He found that both isochron and model ages for the total rock, separated components, or combinations of these strongly clustered around a Pb-Pb age of 4.56–4.57 Ga.
Meteorites date the earth with a 4.55 ± 0.07 Ga Pb-Pb isochron called the geochron. Rubidium-strontium studies on enstatite chondrites: Whole meteorite and mineral isochrons.
They appear to consistently yield 4.55-4.57 Ga radioisotope ages, adding to the uniformitarians’ confidence in the radioisotope dating methods.
About 82% of all meteorite falls are chondrites, stony meteorites containing chondrules.
Nearly 94% of chondrites are ordinary (O) chondrites, which are subdivided into H, L, and LL chondrites based on their iron contents.

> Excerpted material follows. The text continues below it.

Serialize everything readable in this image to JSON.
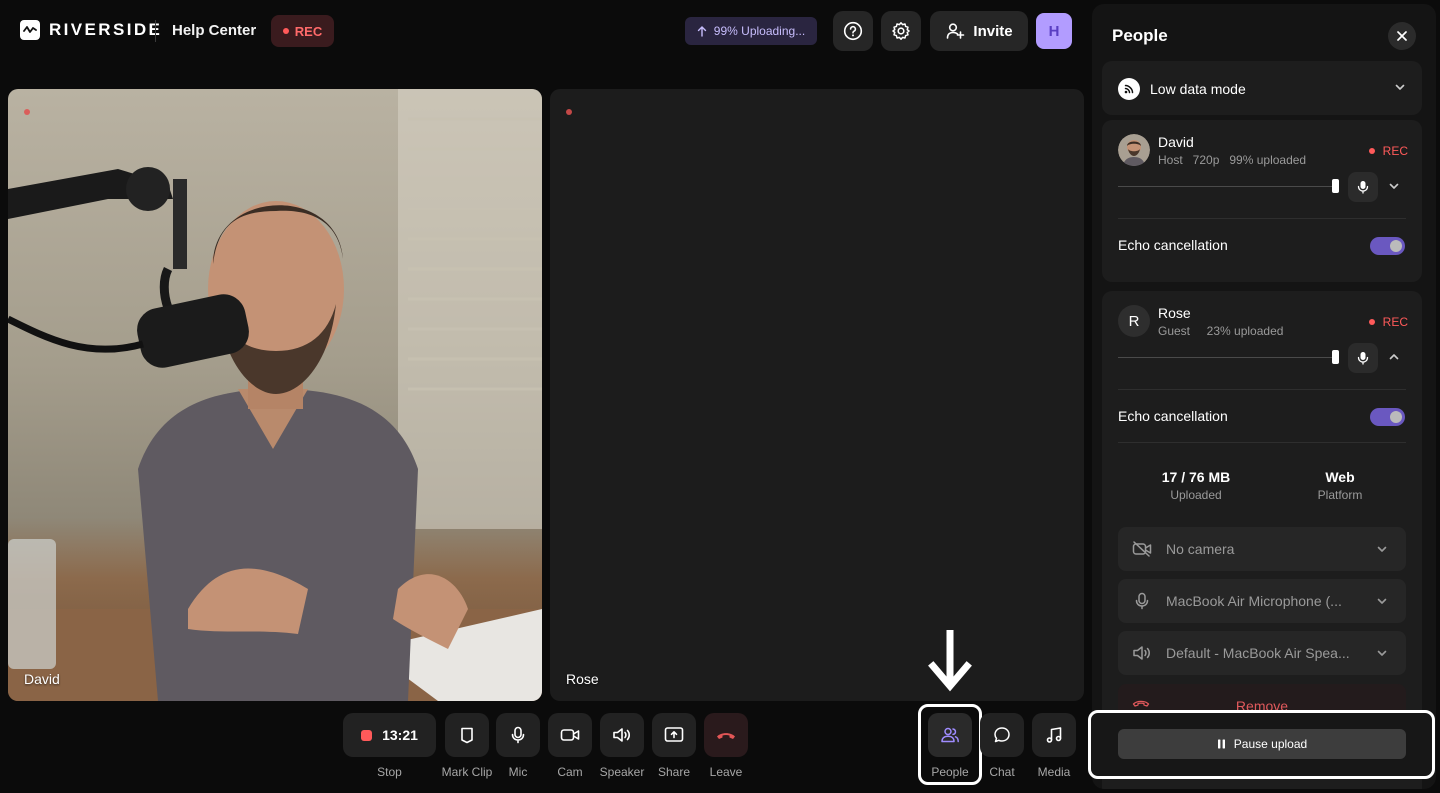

So if some of the daughter isotopes were already in these O and E chondrites when they were formed, then the 4.55-4.57 Ga “ages” for the Richardton (H5), St. The results of further studies of more radioisotope ages data for many more other meteorites should further elucidate these interim suggestions. Sauveur, K-Ar, Ar-Ar, Rb-Sr, Sm-Nd, U-Th-Pb, U-Th/He, Re-Os, Mn-Cr, Hf-W, I-Xe, isochron ages, model ages, discordant radioisotope ages, accelerated radioactive decay, asteroids, “primordial material,” geochemical signature, inheritance and mixing Ever since 1956 when Claire Patterson at the California Institute of Technology in Pasadena reported a Pb-Pb isochron age of 4.55 ± 0.07 Ga for three stony and two iron meteorites, this has been declared the age of the earth (Patterson 1956). Asteroid 2008 TC and the fall of Almahata Sitta, a unique meteorite breccia. Keywords: meteorites, classification, ordinary (O) chondrites, H chondrites, L and LL chondrites, enstatite (E) chondrites, radioisotope dating, Allegan, Forest Vale, Guarena, Richardton, St. Furthermore, many meteorites appear to have consistently dated around the same “age” (Dalrymple 1991, 2004), bolstering the evolutionary community’s confidence that they have successfully dated the age of the earth and the solar system at around 4.57 Ga. Nevertheless, these three categories are still part of the most widely used meteorite classification system. Stony meteorites are traditionally divided into two other categories—chondrites (meteorites that are characterized by containing chondrules and which apparently have undergone little change since their parent bodies originally formed), and achondrites (meteorites that appear to have had a complex origin involving asteroidal or planetary differentiation).